=== Try it ===
I would like you to output every record below exactly, apart from the pictures.
• • • • • • •
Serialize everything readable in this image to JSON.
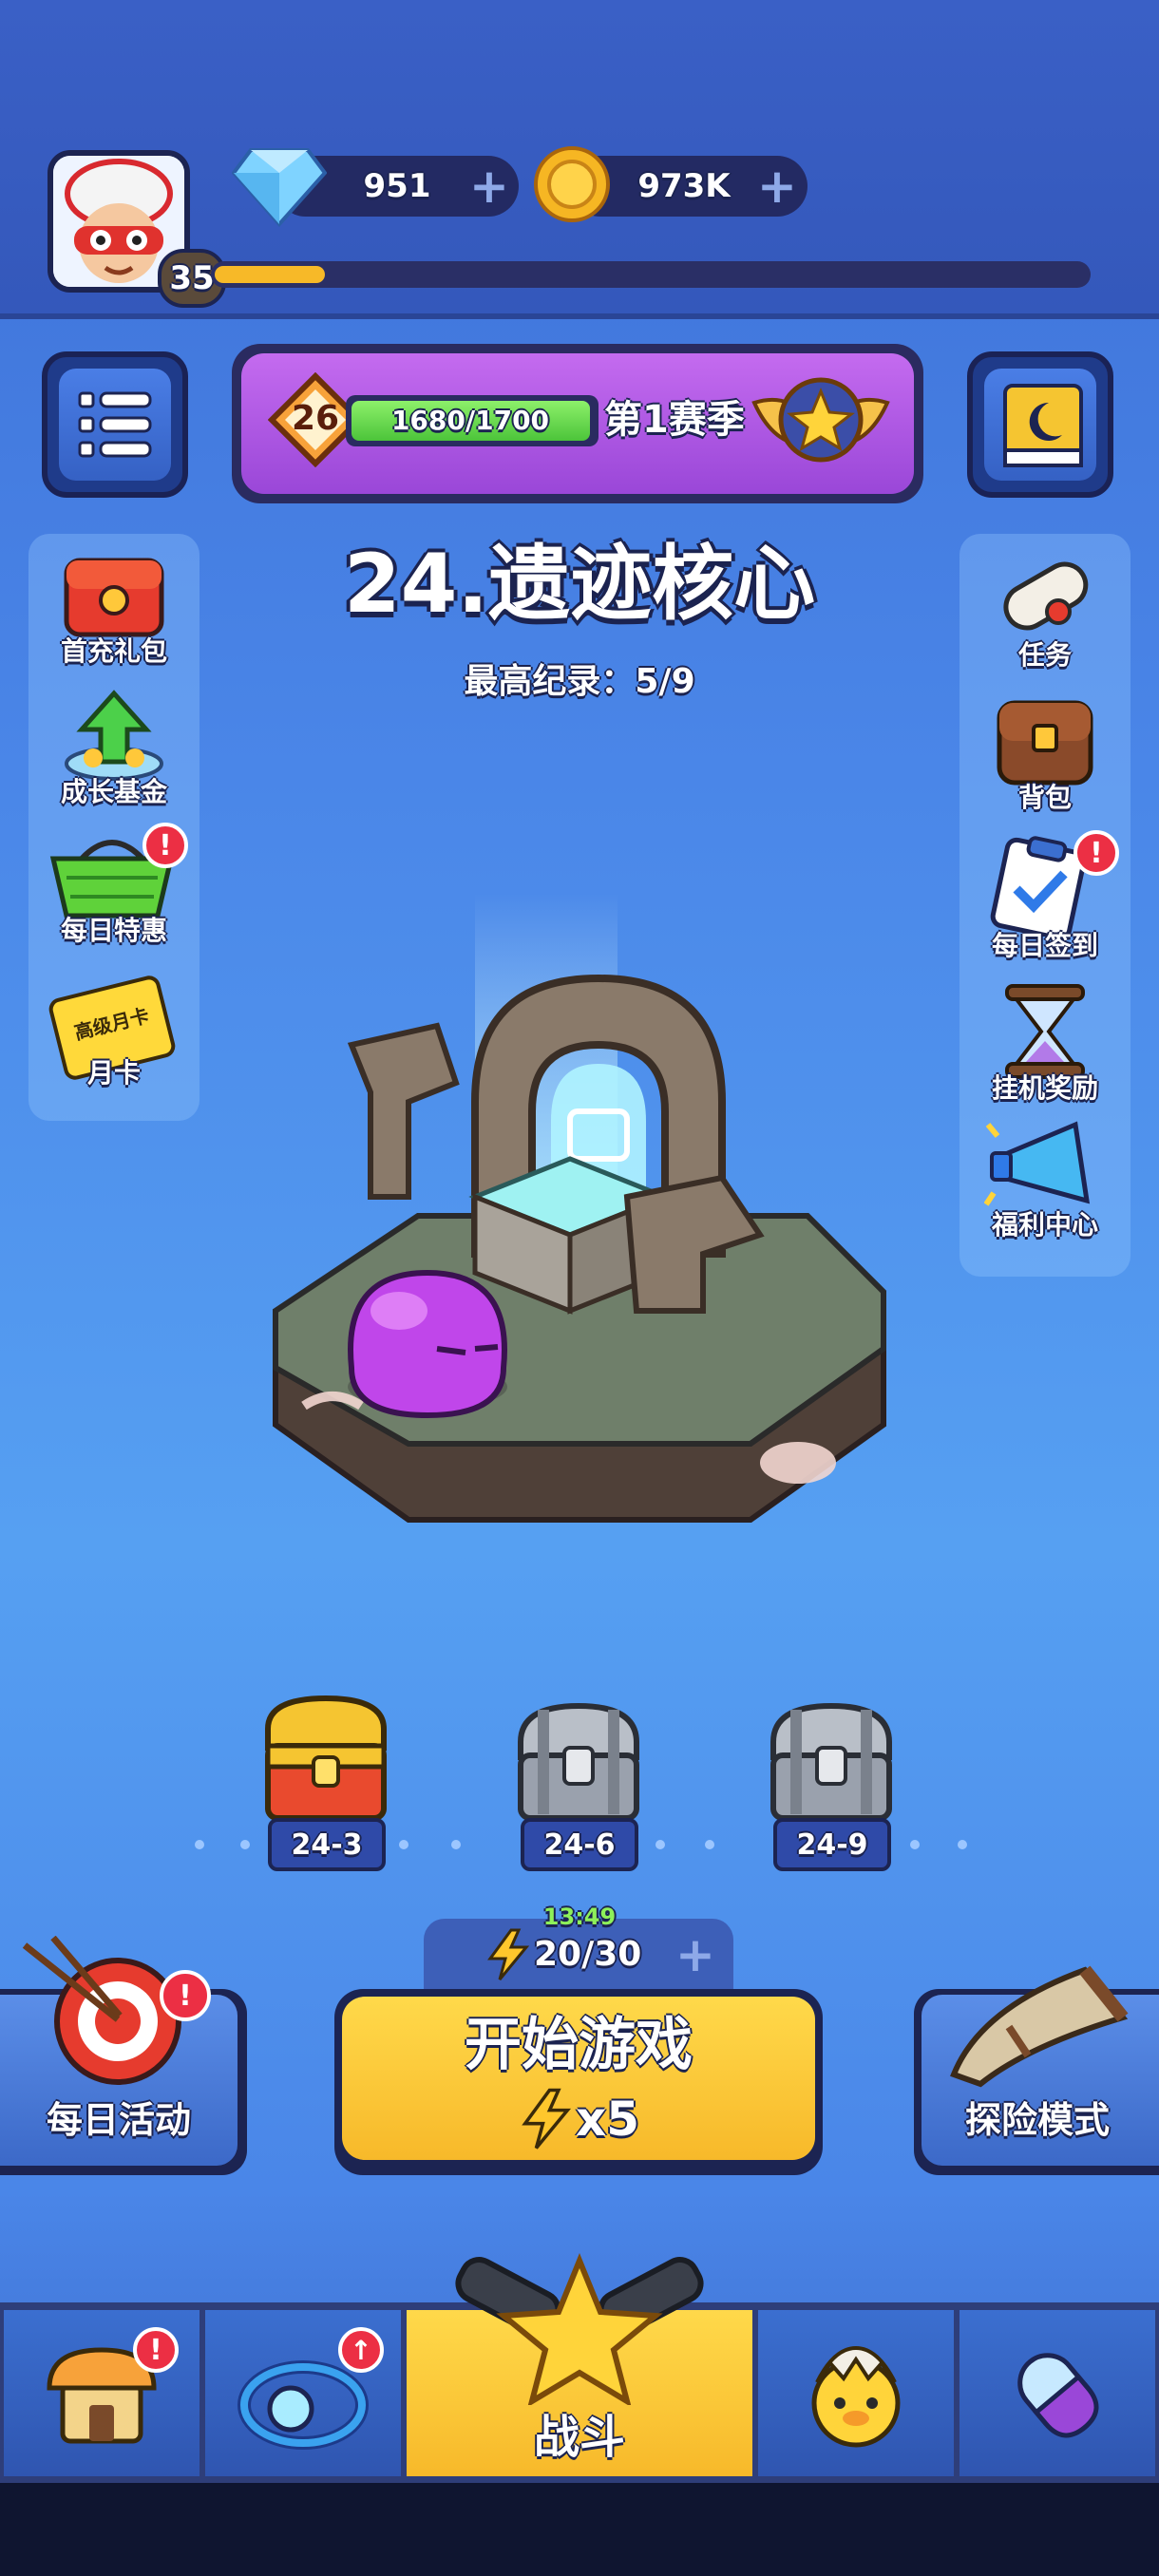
{
  "player": {
    "level": "35"
  },
  "currency": {
    "gems": "951",
    "coins": "973K"
  },
  "season": {
    "rank": "26",
    "progress_text": "1680/1700",
    "progress": 0.988,
    "label": "第1赛季"
  },
  "stage": {
    "title": "24.遗迹核心",
    "record": "最高纪录：5/9"
  },
  "left_menu": [
    {
      "label": "首充礼包"
    },
    {
      "label": "成长基金"
    },
    {
      "label": "每日特惠"
    },
    {
      "label": "月卡",
      "card_text": "高级月卡"
    }
  ],
  "right_menu": [
    {
      "label": "任务"
    },
    {
      "label": "背包"
    },
    {
      "label": "每日签到"
    },
    {
      "label": "挂机奖励"
    },
    {
      "label": "福利中心"
    }
  ],
  "chests": [
    {
      "label": "24-3"
    },
    {
      "label": "24-6"
    },
    {
      "label": "24-9"
    }
  ],
  "energy": {
    "timer": "13:49",
    "value": "20/30"
  },
  "start_button": {
    "label": "开始游戏",
    "cost": "x5"
  },
  "daily_activity": {
    "label": "每日活动"
  },
  "adventure": {
    "label": "探险模式"
  },
  "nav": {
    "battle_label": "战斗"
  },
  "colors": {
    "accent_yellow": "#f7c62c",
    "panel_blue": "#4a86e8",
    "badge_red": "#ec2f44",
    "season_purple": "#b25de6"
  }
}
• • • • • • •
=== Expected output ===
Serialize everything readable in this image to JSON.
{
  "player": {
    "level": "35"
  },
  "currency": {
    "gems": "951",
    "coins": "973K"
  },
  "season": {
    "rank": "26",
    "progress_text": "1680/1700",
    "progress": 0.988,
    "label": "第1赛季"
  },
  "stage": {
    "title": "24.遗迹核心",
    "record": "最高纪录：5/9"
  },
  "left_menu": [
    {
      "label": "首充礼包"
    },
    {
      "label": "成长基金"
    },
    {
      "label": "每日特惠"
    },
    {
      "label": "月卡",
      "card_text": "高级月卡"
    }
  ],
  "right_menu": [
    {
      "label": "任务"
    },
    {
      "label": "背包"
    },
    {
      "label": "每日签到"
    },
    {
      "label": "挂机奖励"
    },
    {
      "label": "福利中心"
    }
  ],
  "chests": [
    {
      "label": "24-3"
    },
    {
      "label": "24-6"
    },
    {
      "label": "24-9"
    }
  ],
  "energy": {
    "timer": "13:49",
    "value": "20/30"
  },
  "start_button": {
    "label": "开始游戏",
    "cost": "x5"
  },
  "daily_activity": {
    "label": "每日活动"
  },
  "adventure": {
    "label": "探险模式"
  },
  "nav": {
    "battle_label": "战斗"
  },
  "colors": {
    "accent_yellow": "#f7c62c",
    "panel_blue": "#4a86e8",
    "badge_red": "#ec2f44",
    "season_purple": "#b25de6"
  }
}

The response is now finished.